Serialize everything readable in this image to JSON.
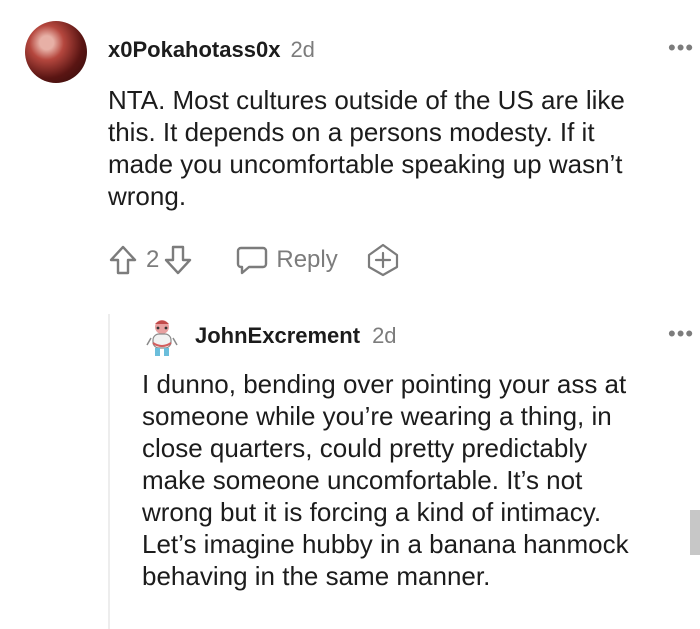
{
  "comments": [
    {
      "username": "x0Pokahotass0x",
      "age": "2d",
      "more": "•••",
      "body": [
        "NTA. Most cultures outside of the US are like",
        "this. It depends on a persons modesty. If it",
        "made you uncomfortable speaking up wasn’t",
        "wrong."
      ],
      "vote_count": "2",
      "reply_label": "Reply"
    },
    {
      "username": "JohnExcrement",
      "age": "2d",
      "more": "•••",
      "body": [
        "I dunno, bending over pointing your ass at",
        "someone while you’re wearing a thing, in",
        "close quarters, could pretty predictably",
        "make someone uncomfortable. It’s not",
        "wrong but it is forcing a kind of intimacy.",
        "Let’s imagine hubby in a banana hanmock",
        "behaving in the same manner."
      ]
    }
  ],
  "icons": [
    "upvote-icon",
    "downvote-icon",
    "reply-icon",
    "award-icon",
    "more-icon"
  ],
  "colors": {
    "text": "#1c1c1c",
    "muted": "#7c7c7c",
    "thread_line": "#ededed"
  }
}
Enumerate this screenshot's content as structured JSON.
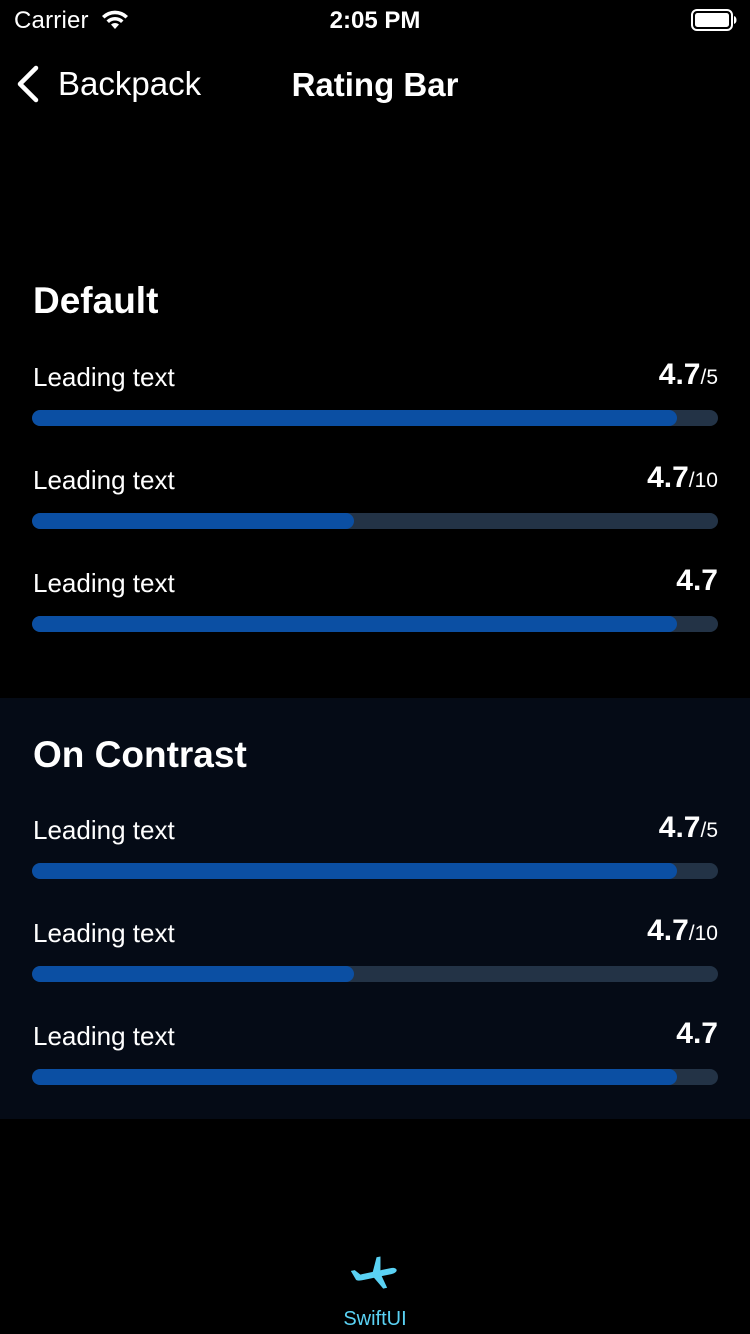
{
  "status_bar": {
    "carrier": "Carrier",
    "time": "2:05 PM"
  },
  "nav": {
    "back_label": "Backpack",
    "title": "Rating Bar"
  },
  "sections": [
    {
      "title": "Default",
      "rows": [
        {
          "label": "Leading text",
          "value": "4.7",
          "scale": "/5",
          "fill_fraction": 0.94
        },
        {
          "label": "Leading text",
          "value": "4.7",
          "scale": "/10",
          "fill_fraction": 0.47
        },
        {
          "label": "Leading text",
          "value": "4.7",
          "scale": "",
          "fill_fraction": 0.94
        }
      ]
    },
    {
      "title": "On Contrast",
      "rows": [
        {
          "label": "Leading text",
          "value": "4.7",
          "scale": "/5",
          "fill_fraction": 0.94
        },
        {
          "label": "Leading text",
          "value": "4.7",
          "scale": "/10",
          "fill_fraction": 0.47
        },
        {
          "label": "Leading text",
          "value": "4.7",
          "scale": "",
          "fill_fraction": 0.94
        }
      ]
    }
  ],
  "tab_bar": {
    "item_label": "SwiftUI",
    "item_icon": "airplane-icon"
  },
  "colors": {
    "bar_fill": "#0b4fa3",
    "bar_track": "#233346",
    "contrast_background": "#050b16",
    "tab_accent": "#5ad2f4"
  }
}
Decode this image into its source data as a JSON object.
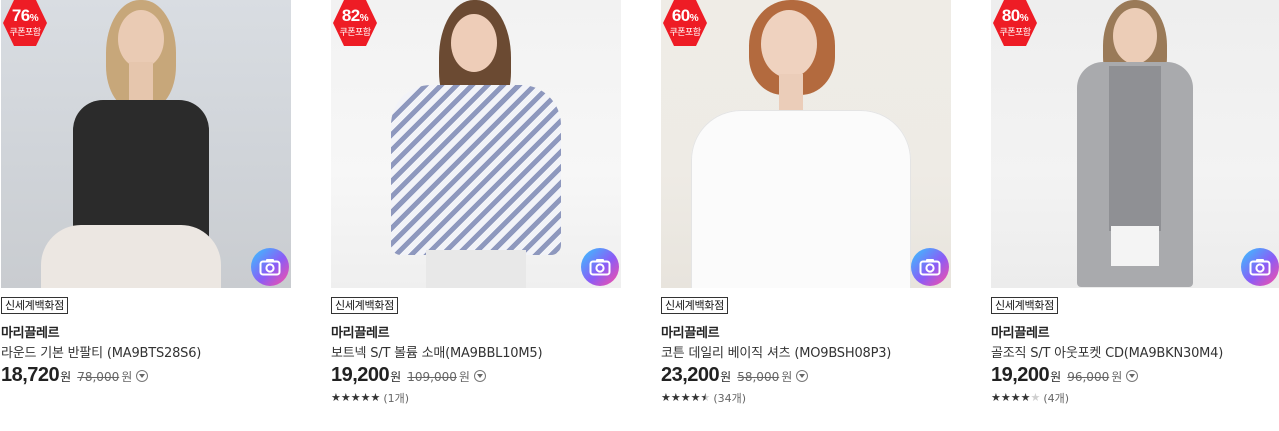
{
  "colors": {
    "badge_red": "#ee1c25",
    "camera_gradient": [
      "#35c7ff",
      "#8b5cf6",
      "#ff4fa0"
    ],
    "star_on": "#333333",
    "star_off": "#cfcfcf"
  },
  "products": [
    {
      "badge": {
        "percent": "76",
        "percent_sign": "%",
        "note": "쿠폰포함"
      },
      "store": "신세계백화점",
      "brand": "마리끌레르",
      "name": "라운드 기본 반팔티 (MA9BTS28S6)",
      "price": "18,720",
      "price_unit": "원",
      "original_price": "78,000",
      "original_unit": "원",
      "rating": null,
      "review_count": ""
    },
    {
      "badge": {
        "percent": "82",
        "percent_sign": "%",
        "note": "쿠폰포함"
      },
      "store": "신세계백화점",
      "brand": "마리끌레르",
      "name": "보트넥 S/T 볼륨 소매(MA9BBL10M5)",
      "price": "19,200",
      "price_unit": "원",
      "original_price": "109,000",
      "original_unit": "원",
      "rating": 5,
      "review_count": "(1개)"
    },
    {
      "badge": {
        "percent": "60",
        "percent_sign": "%",
        "note": "쿠폰포함"
      },
      "store": "신세계백화점",
      "brand": "마리끌레르",
      "name": "코튼 데일리 베이직 셔츠 (MO9BSH08P3)",
      "price": "23,200",
      "price_unit": "원",
      "original_price": "58,000",
      "original_unit": "원",
      "rating": 4.5,
      "review_count": "(34개)"
    },
    {
      "badge": {
        "percent": "80",
        "percent_sign": "%",
        "note": "쿠폰포함"
      },
      "store": "신세계백화점",
      "brand": "마리끌레르",
      "name": "골조직 S/T 아웃포켓 CD(MA9BKN30M4)",
      "price": "19,200",
      "price_unit": "원",
      "original_price": "96,000",
      "original_unit": "원",
      "rating": 4,
      "review_count": "(4개)"
    }
  ]
}
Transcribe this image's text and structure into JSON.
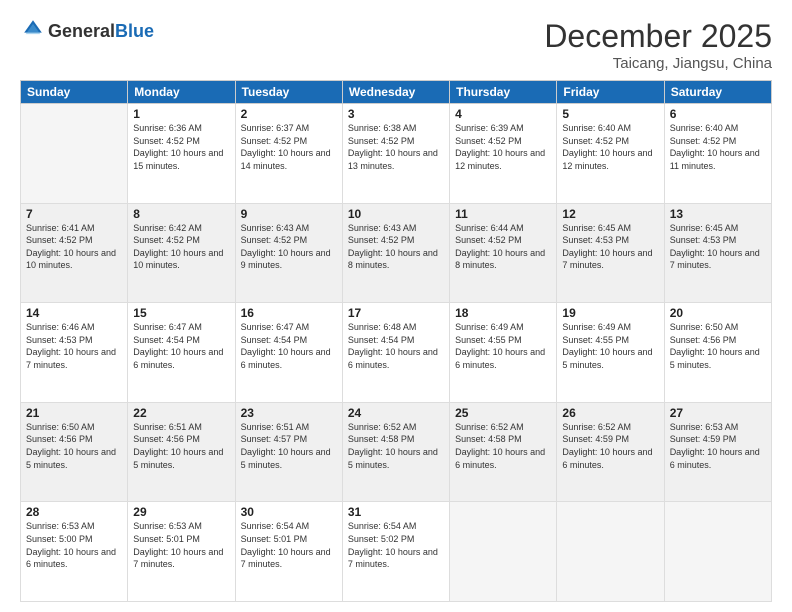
{
  "logo": {
    "general": "General",
    "blue": "Blue"
  },
  "header": {
    "month": "December 2025",
    "location": "Taicang, Jiangsu, China"
  },
  "weekdays": [
    "Sunday",
    "Monday",
    "Tuesday",
    "Wednesday",
    "Thursday",
    "Friday",
    "Saturday"
  ],
  "weeks": [
    [
      {
        "day": "",
        "empty": true
      },
      {
        "day": "1",
        "sunrise": "Sunrise: 6:36 AM",
        "sunset": "Sunset: 4:52 PM",
        "daylight": "Daylight: 10 hours and 15 minutes."
      },
      {
        "day": "2",
        "sunrise": "Sunrise: 6:37 AM",
        "sunset": "Sunset: 4:52 PM",
        "daylight": "Daylight: 10 hours and 14 minutes."
      },
      {
        "day": "3",
        "sunrise": "Sunrise: 6:38 AM",
        "sunset": "Sunset: 4:52 PM",
        "daylight": "Daylight: 10 hours and 13 minutes."
      },
      {
        "day": "4",
        "sunrise": "Sunrise: 6:39 AM",
        "sunset": "Sunset: 4:52 PM",
        "daylight": "Daylight: 10 hours and 12 minutes."
      },
      {
        "day": "5",
        "sunrise": "Sunrise: 6:40 AM",
        "sunset": "Sunset: 4:52 PM",
        "daylight": "Daylight: 10 hours and 12 minutes."
      },
      {
        "day": "6",
        "sunrise": "Sunrise: 6:40 AM",
        "sunset": "Sunset: 4:52 PM",
        "daylight": "Daylight: 10 hours and 11 minutes."
      }
    ],
    [
      {
        "day": "7",
        "sunrise": "Sunrise: 6:41 AM",
        "sunset": "Sunset: 4:52 PM",
        "daylight": "Daylight: 10 hours and 10 minutes."
      },
      {
        "day": "8",
        "sunrise": "Sunrise: 6:42 AM",
        "sunset": "Sunset: 4:52 PM",
        "daylight": "Daylight: 10 hours and 10 minutes."
      },
      {
        "day": "9",
        "sunrise": "Sunrise: 6:43 AM",
        "sunset": "Sunset: 4:52 PM",
        "daylight": "Daylight: 10 hours and 9 minutes."
      },
      {
        "day": "10",
        "sunrise": "Sunrise: 6:43 AM",
        "sunset": "Sunset: 4:52 PM",
        "daylight": "Daylight: 10 hours and 8 minutes."
      },
      {
        "day": "11",
        "sunrise": "Sunrise: 6:44 AM",
        "sunset": "Sunset: 4:52 PM",
        "daylight": "Daylight: 10 hours and 8 minutes."
      },
      {
        "day": "12",
        "sunrise": "Sunrise: 6:45 AM",
        "sunset": "Sunset: 4:53 PM",
        "daylight": "Daylight: 10 hours and 7 minutes."
      },
      {
        "day": "13",
        "sunrise": "Sunrise: 6:45 AM",
        "sunset": "Sunset: 4:53 PM",
        "daylight": "Daylight: 10 hours and 7 minutes."
      }
    ],
    [
      {
        "day": "14",
        "sunrise": "Sunrise: 6:46 AM",
        "sunset": "Sunset: 4:53 PM",
        "daylight": "Daylight: 10 hours and 7 minutes."
      },
      {
        "day": "15",
        "sunrise": "Sunrise: 6:47 AM",
        "sunset": "Sunset: 4:54 PM",
        "daylight": "Daylight: 10 hours and 6 minutes."
      },
      {
        "day": "16",
        "sunrise": "Sunrise: 6:47 AM",
        "sunset": "Sunset: 4:54 PM",
        "daylight": "Daylight: 10 hours and 6 minutes."
      },
      {
        "day": "17",
        "sunrise": "Sunrise: 6:48 AM",
        "sunset": "Sunset: 4:54 PM",
        "daylight": "Daylight: 10 hours and 6 minutes."
      },
      {
        "day": "18",
        "sunrise": "Sunrise: 6:49 AM",
        "sunset": "Sunset: 4:55 PM",
        "daylight": "Daylight: 10 hours and 6 minutes."
      },
      {
        "day": "19",
        "sunrise": "Sunrise: 6:49 AM",
        "sunset": "Sunset: 4:55 PM",
        "daylight": "Daylight: 10 hours and 5 minutes."
      },
      {
        "day": "20",
        "sunrise": "Sunrise: 6:50 AM",
        "sunset": "Sunset: 4:56 PM",
        "daylight": "Daylight: 10 hours and 5 minutes."
      }
    ],
    [
      {
        "day": "21",
        "sunrise": "Sunrise: 6:50 AM",
        "sunset": "Sunset: 4:56 PM",
        "daylight": "Daylight: 10 hours and 5 minutes."
      },
      {
        "day": "22",
        "sunrise": "Sunrise: 6:51 AM",
        "sunset": "Sunset: 4:56 PM",
        "daylight": "Daylight: 10 hours and 5 minutes."
      },
      {
        "day": "23",
        "sunrise": "Sunrise: 6:51 AM",
        "sunset": "Sunset: 4:57 PM",
        "daylight": "Daylight: 10 hours and 5 minutes."
      },
      {
        "day": "24",
        "sunrise": "Sunrise: 6:52 AM",
        "sunset": "Sunset: 4:58 PM",
        "daylight": "Daylight: 10 hours and 5 minutes."
      },
      {
        "day": "25",
        "sunrise": "Sunrise: 6:52 AM",
        "sunset": "Sunset: 4:58 PM",
        "daylight": "Daylight: 10 hours and 6 minutes."
      },
      {
        "day": "26",
        "sunrise": "Sunrise: 6:52 AM",
        "sunset": "Sunset: 4:59 PM",
        "daylight": "Daylight: 10 hours and 6 minutes."
      },
      {
        "day": "27",
        "sunrise": "Sunrise: 6:53 AM",
        "sunset": "Sunset: 4:59 PM",
        "daylight": "Daylight: 10 hours and 6 minutes."
      }
    ],
    [
      {
        "day": "28",
        "sunrise": "Sunrise: 6:53 AM",
        "sunset": "Sunset: 5:00 PM",
        "daylight": "Daylight: 10 hours and 6 minutes."
      },
      {
        "day": "29",
        "sunrise": "Sunrise: 6:53 AM",
        "sunset": "Sunset: 5:01 PM",
        "daylight": "Daylight: 10 hours and 7 minutes."
      },
      {
        "day": "30",
        "sunrise": "Sunrise: 6:54 AM",
        "sunset": "Sunset: 5:01 PM",
        "daylight": "Daylight: 10 hours and 7 minutes."
      },
      {
        "day": "31",
        "sunrise": "Sunrise: 6:54 AM",
        "sunset": "Sunset: 5:02 PM",
        "daylight": "Daylight: 10 hours and 7 minutes."
      },
      {
        "day": "",
        "empty": true
      },
      {
        "day": "",
        "empty": true
      },
      {
        "day": "",
        "empty": true
      }
    ]
  ]
}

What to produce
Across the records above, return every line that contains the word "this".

Expected answer
Serialize everything readable in this image to JSON.
        "this. It depends on a persons modesty. If it",
Enumerate this screenshot's content as structured JSON.
Decode this image into its source data as a JSON object.
Transcribe this image's text and structure into JSON.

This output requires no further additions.